Photograph of the author Frances Christine Fisher Tiernan, aka Christian Reid. Image from settings of Mrs. Tiernan's forty-six published works, most of them novels, are quite varied. "The Land of the Sky " (1876), A Summer Idyl (1878), A Child of Mary (1885), Roslyn's Fortune (1885), His Victory (1887), Fairy Gold (1897), The Secret Bequest (1915), and The Wargrave Trust (1921) are set in North Carolina. Unspecified plantation backgrounds are provided for Morton House (1871), A Daughter of Bohemia (1873), Bonny Kate (1878), and Mabel Lee (1895). Other stories of the South are Hearts and Hands (1875), White Sulpher Springs, West Va.; Philip's Restitution (1888), New Orleans; A Little Maid of Arcady (1893), Virginia and New Orleans; and A Far-Away Princess (1914), Maryland. The selections in Ebb-Tide and Other Stories (1872) and Nina's Atonement and Other Stories (1873) are set mainly in the South. Having locales in American small towns are A Question of Honor (1875), After Many Days (1877), and A Gentle Belle (1879). Véra's Charge (1907) and Noël: A Christmas Story (1910) take place in New York City. Those with a change in settings are Valerie Aylmer (1870), Baltimore, Louisiana, Cuba, and France; Miss Churchill (1887), North Carolina, Florence, and Venice; A Comedy of Elopement (1893), Florida and Italy; and Weighed in the Balance (1900), France and America. European novels are Carmen's Inheritance (1873), Paris; Heart of Steel (1883), Rome; Armine (1884), Paris; A Woman of Fortune (1896), Paris and Rome; Princess Nadine (1908), France; The Light of the Vision (1911), France; and The Daughter of a Star (1913), London. Novels of Mexico are A Cast of Fortune (1890); Carmela (1891); Lost Lode (1892), a "travel romance"; The Land of the Sun (1894); Lady of Las Cruces (1895); The Picture of Las Cruces (1896); and A Daughter of the Sierra (1903). Haiti is the scene of A Man of the Family (1897) and Santo Domingo that of The Chase of an Heiress (1898). Her only play, Under the Southern Cross (1900), is a drama of the Civil War; A Coin of Sacrifice (1909) is a religious short story. No copy of Out of Deep Depths (1916) has been cited.

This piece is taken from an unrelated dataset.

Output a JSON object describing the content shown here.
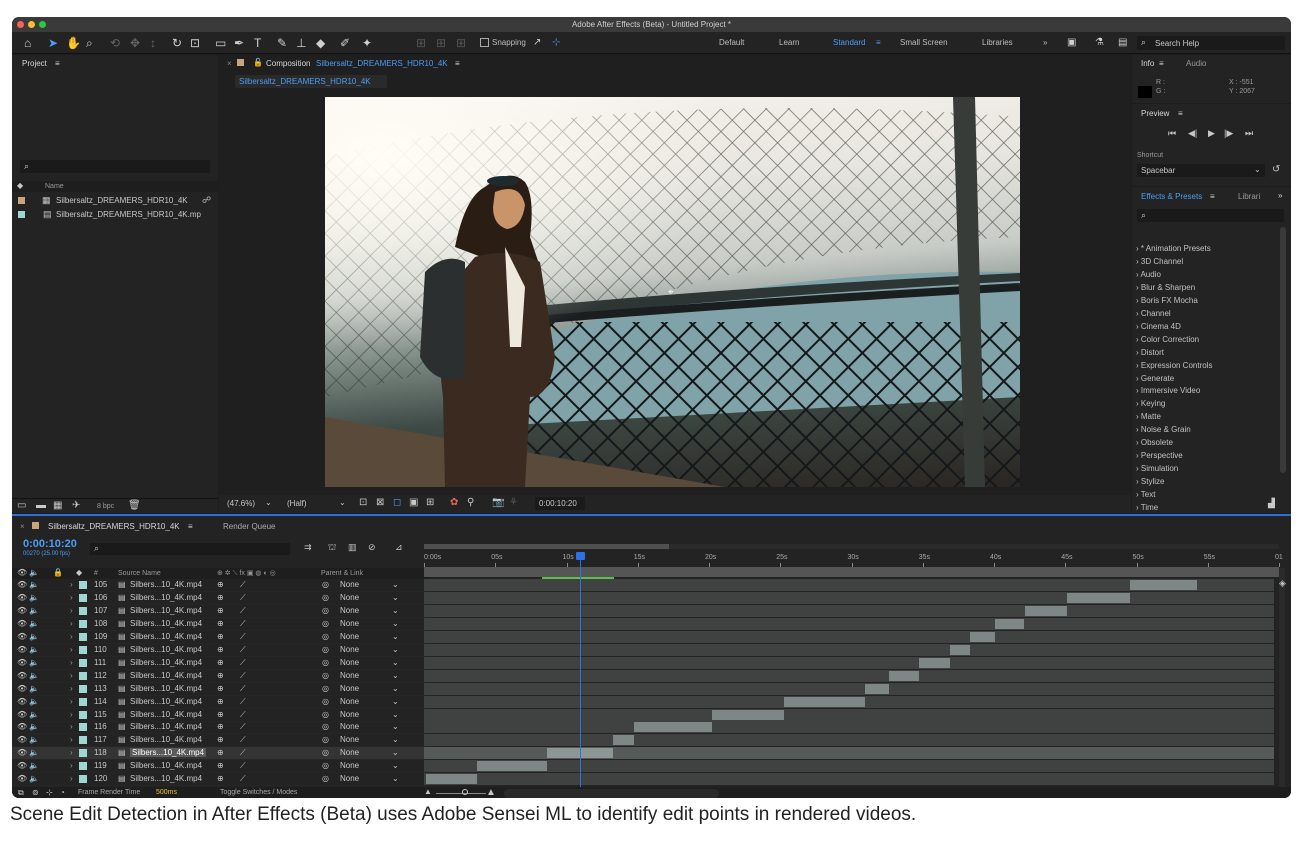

Kate Harbes Becker, Biography of Christian Reid (1941)

Catholic Encyclopedia , vol. 17, supp. I (1922)

Anne Heagney, The Magic Pen , a juvenile biography (1949)

Archibald Henderson, North Carolina: The Old North State and the New , vol. 2 (1941)

Library of Southern Literature , vol. 12 (1910)

North Carolina Authors: A Selective Handbook (1952)

North Carolina Fiction (1958)

Notable American Women , vol. 3 (1971)

Who's Who in America (1920–21).

Additional Resources:

"'Christian Reid' 1846-1920." N.C. Highway Historical Marker L-14, N.C. Office of Archives & History.

Henderson, Archibald. "Christian Reid." The New Carolina Magazine 51/38, no. 7 (June 1921) 14-15. (accessed June 24, 2013).

Image Credits:

"Mrs. Frances Christine Fisher Tiernan (Christian Reid)." A history of Rowan County, North Carolina :. Salisbury, N.C. : Republished by the Elizabeth Maxwell Steele Chapter, Daughters of the American Revolution. 1916. 325. (accessed September 4, 2013).

"Christian Reid." Photograph. The New Carolina Magazine 51/38, no. 7 (June 1921) 15. (accessed June 24, 2013).

Origin - location: